[Data records for software interfaces]
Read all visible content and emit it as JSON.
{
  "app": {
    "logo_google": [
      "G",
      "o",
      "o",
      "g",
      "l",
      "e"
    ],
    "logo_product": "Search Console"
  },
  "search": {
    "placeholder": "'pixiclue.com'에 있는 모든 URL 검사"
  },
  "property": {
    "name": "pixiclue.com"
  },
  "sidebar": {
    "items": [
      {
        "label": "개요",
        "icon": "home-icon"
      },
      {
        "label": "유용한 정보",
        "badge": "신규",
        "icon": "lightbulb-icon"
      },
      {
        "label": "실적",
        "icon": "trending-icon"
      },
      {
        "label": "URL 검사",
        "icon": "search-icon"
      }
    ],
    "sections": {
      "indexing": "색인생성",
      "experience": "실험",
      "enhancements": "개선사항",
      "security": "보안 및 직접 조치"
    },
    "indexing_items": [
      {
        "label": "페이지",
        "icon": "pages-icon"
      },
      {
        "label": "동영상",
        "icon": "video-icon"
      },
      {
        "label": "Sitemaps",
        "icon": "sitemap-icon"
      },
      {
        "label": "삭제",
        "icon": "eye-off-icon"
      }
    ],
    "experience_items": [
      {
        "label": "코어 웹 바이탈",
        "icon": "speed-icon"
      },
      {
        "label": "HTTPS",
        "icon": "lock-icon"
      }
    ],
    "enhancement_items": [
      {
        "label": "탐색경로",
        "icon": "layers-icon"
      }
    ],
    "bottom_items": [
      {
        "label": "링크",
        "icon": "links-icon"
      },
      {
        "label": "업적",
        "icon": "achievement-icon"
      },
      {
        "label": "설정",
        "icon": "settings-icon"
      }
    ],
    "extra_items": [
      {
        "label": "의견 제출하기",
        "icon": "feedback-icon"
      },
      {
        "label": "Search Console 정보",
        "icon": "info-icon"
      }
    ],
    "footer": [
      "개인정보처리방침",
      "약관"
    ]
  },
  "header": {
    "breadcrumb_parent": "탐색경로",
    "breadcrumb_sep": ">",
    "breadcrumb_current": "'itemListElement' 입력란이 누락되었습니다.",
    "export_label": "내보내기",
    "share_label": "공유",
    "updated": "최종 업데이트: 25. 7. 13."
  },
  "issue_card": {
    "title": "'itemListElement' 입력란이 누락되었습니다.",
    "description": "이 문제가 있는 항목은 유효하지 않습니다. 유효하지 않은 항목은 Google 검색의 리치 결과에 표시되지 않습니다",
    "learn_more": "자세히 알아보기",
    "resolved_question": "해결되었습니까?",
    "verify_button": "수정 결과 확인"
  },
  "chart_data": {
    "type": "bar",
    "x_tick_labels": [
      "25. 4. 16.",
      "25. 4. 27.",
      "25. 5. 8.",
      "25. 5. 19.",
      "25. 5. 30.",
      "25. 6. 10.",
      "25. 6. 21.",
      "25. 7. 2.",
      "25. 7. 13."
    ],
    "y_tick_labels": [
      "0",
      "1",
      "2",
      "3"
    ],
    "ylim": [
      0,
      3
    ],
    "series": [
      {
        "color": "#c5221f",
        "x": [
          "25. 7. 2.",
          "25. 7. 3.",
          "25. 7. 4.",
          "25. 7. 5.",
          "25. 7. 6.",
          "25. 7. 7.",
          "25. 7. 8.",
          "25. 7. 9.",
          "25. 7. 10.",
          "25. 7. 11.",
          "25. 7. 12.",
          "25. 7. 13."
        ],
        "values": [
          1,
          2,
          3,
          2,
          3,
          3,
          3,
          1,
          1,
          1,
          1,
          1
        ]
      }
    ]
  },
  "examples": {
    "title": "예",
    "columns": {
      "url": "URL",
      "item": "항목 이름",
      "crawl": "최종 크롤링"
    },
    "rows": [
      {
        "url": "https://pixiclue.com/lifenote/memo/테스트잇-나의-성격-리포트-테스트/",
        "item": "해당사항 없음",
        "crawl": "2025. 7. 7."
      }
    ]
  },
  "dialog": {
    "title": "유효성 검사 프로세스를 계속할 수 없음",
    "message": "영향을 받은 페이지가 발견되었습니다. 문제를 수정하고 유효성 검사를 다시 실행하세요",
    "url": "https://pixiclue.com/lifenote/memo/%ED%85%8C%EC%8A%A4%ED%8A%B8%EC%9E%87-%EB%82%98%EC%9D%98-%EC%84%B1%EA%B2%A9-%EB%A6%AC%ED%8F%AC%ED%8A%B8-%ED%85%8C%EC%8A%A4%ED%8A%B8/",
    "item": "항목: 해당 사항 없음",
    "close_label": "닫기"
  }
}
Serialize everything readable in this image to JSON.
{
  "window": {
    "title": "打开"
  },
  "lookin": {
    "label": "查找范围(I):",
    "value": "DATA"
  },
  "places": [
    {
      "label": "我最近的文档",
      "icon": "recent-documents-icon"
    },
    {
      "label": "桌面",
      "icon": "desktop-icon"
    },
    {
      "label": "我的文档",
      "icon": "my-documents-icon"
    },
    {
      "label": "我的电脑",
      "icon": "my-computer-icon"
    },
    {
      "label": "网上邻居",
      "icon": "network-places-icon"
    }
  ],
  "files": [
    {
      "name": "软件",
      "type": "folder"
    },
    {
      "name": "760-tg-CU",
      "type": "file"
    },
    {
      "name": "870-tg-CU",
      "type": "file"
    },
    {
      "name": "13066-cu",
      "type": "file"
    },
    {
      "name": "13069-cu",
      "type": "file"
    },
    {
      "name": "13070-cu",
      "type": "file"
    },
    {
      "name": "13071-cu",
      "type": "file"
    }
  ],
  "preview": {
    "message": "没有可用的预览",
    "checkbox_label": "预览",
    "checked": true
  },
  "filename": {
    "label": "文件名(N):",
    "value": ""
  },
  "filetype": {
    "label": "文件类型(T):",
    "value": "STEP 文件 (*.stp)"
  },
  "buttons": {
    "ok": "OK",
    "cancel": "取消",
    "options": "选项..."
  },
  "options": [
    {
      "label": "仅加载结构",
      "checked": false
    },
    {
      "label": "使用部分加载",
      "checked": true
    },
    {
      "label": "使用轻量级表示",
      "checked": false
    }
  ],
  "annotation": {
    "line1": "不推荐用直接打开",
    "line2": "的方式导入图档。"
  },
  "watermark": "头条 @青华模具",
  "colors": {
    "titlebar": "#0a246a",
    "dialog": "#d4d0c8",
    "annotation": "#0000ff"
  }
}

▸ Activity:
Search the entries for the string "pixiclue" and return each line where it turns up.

▸ Response to this task:
    "placeholder": "'pixiclue.com'에 있는 모든 URL 검사"
    "name": "pixiclue.com"
        "url": "https://pixiclue.com/lifenote/memo/테스트잇-나의-성격-리포트-테스트/",
    "url": "https://pixiclue.com/lifenote/memo/%ED%85%8C%EC%8A%A4%ED%8A%B8%EC%9E%87-%EB%82%98%EC%9D%98-%EC%84%B1%EA%B2%A9-%EB%A6%AC%ED%8F%AC%ED%8A%B8-%ED%85%8C%EC%8A%A4%ED%8A%B8/",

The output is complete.